Even in prison, he continued preaching, signing off emails with his own homespun scripture: “TRUTH. RESPECT ALL. HURT NONE. LOVE ONE ANOTHER !!!!!”
On Wednesday morning, supporters in a large motor home welcomed him outside the gates of Colorado’s Florence Correctional Institution. They then cooked him a hot breakfast of eggs, toast and a pile of fragrant bacon, washed down by a Dr Pepper soda.
Flying first class — with a cane, beard and “rasta hat” — they returned to San Francisco, where he’ll live in a halfway house.
Now that he’s out, he’ll advocate for prison reform, he vowed.

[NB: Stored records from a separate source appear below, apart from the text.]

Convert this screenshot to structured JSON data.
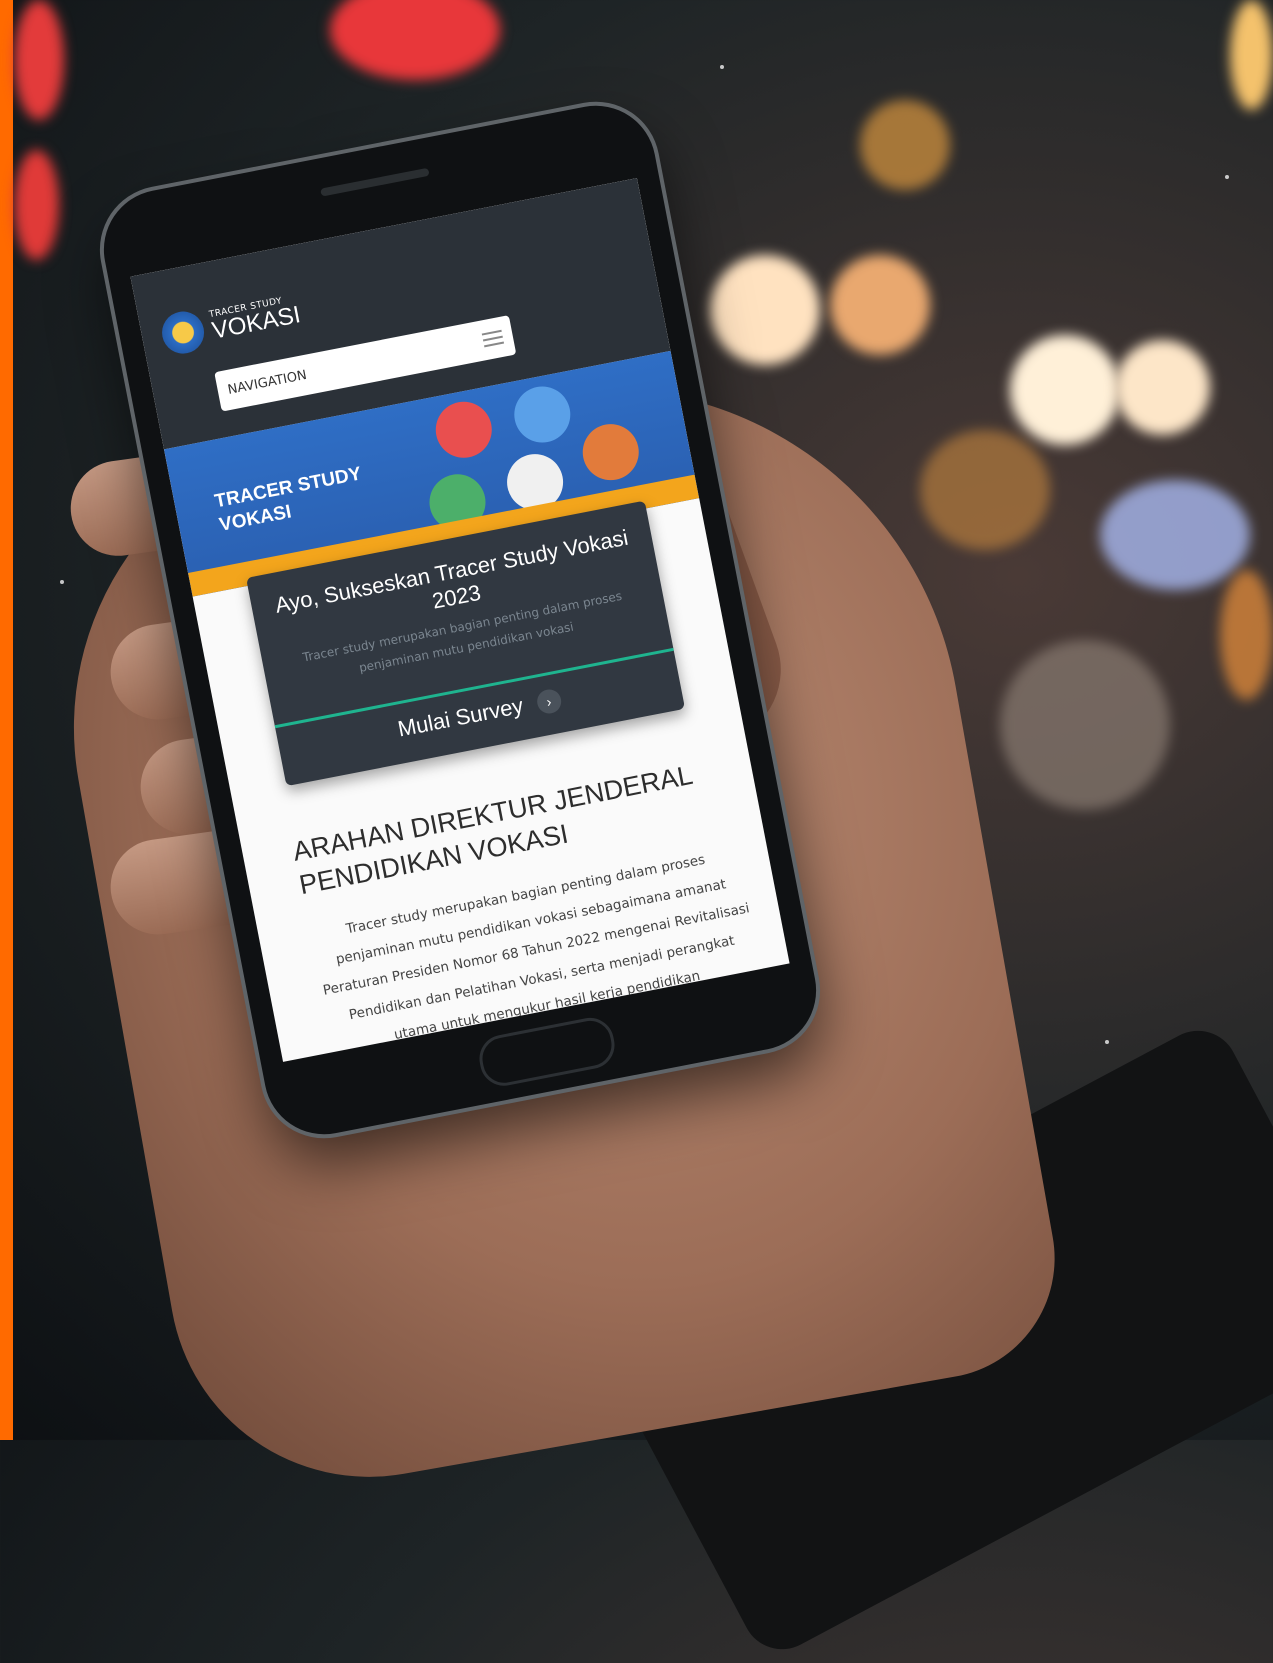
{
  "site": {
    "logo_small": "TRACER STUDY",
    "logo_big": "VOKASI",
    "nav_label": "NAVIGATION"
  },
  "banner": {
    "title_line1": "TRACER STUDY",
    "title_line2": "VOKASI"
  },
  "cta": {
    "title": "Ayo, Sukseskan Tracer Study Vokasi 2023",
    "subtitle": "Tracer study merupakan bagian penting dalam proses penjaminan mutu pendidikan vokasi",
    "button_label": "Mulai Survey",
    "arrow": "›"
  },
  "article": {
    "title": "ARAHAN DIREKTUR JENDERAL PENDIDIKAN VOKASI",
    "body": "Tracer study merupakan bagian penting dalam proses penjaminan mutu pendidikan vokasi sebagaimana amanat Peraturan Presiden Nomor 68 Tahun 2022 mengenai Revitalisasi Pendidikan dan Pelatihan Vokasi, serta menjadi perangkat utama untuk mengukur hasil kerja pendidikan"
  },
  "colors": {
    "brand_orange": "#ff6a00",
    "header_dark": "#2b3138",
    "banner_blue": "#2f6ec5",
    "accent_green": "#1fb48f",
    "card_dark": "#313841",
    "banner_yellow": "#f3a51c"
  }
}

“I’m all for law and order. There are people out there who are murderers and rapists, who deserve to be in prison,” he said. “But I was literally with thousands of men that got caught with ‘ghost dope’ — no physical evidence — that are serving 10, 20 years. It is wrong and needs to be corrected.”
He aches for all that is gone.
“We lost all the church property, our house, cars, the ministry itself. Our members are now spread far and wide,” he said. “More important was the loss of life my (first) wife Linda Senti,” whose cancer returned because of stress, he believes.
His best friend, Jack Herer — “the grandfather of the cannabis movement” — died while he was in prison and Lepp could not attend the memorial service to pay his respects. Also dead are “my grandmother, my mother, two mother-in-laws, and so many friends I can’t list them all.” Also gone from life is his second wife, whom he married and divorced while in prison.
What remains is “the love, respect and support of so very many of those who believed in what we were trying to do,” he said. “I would never have survived as well as I have had it not been for that.”
Something else waits for him, too: spreading the message about what he calls “the sacred plant.”
“It is the Tree of Life,” he said, “and I have seen first hand the miracles it can work.”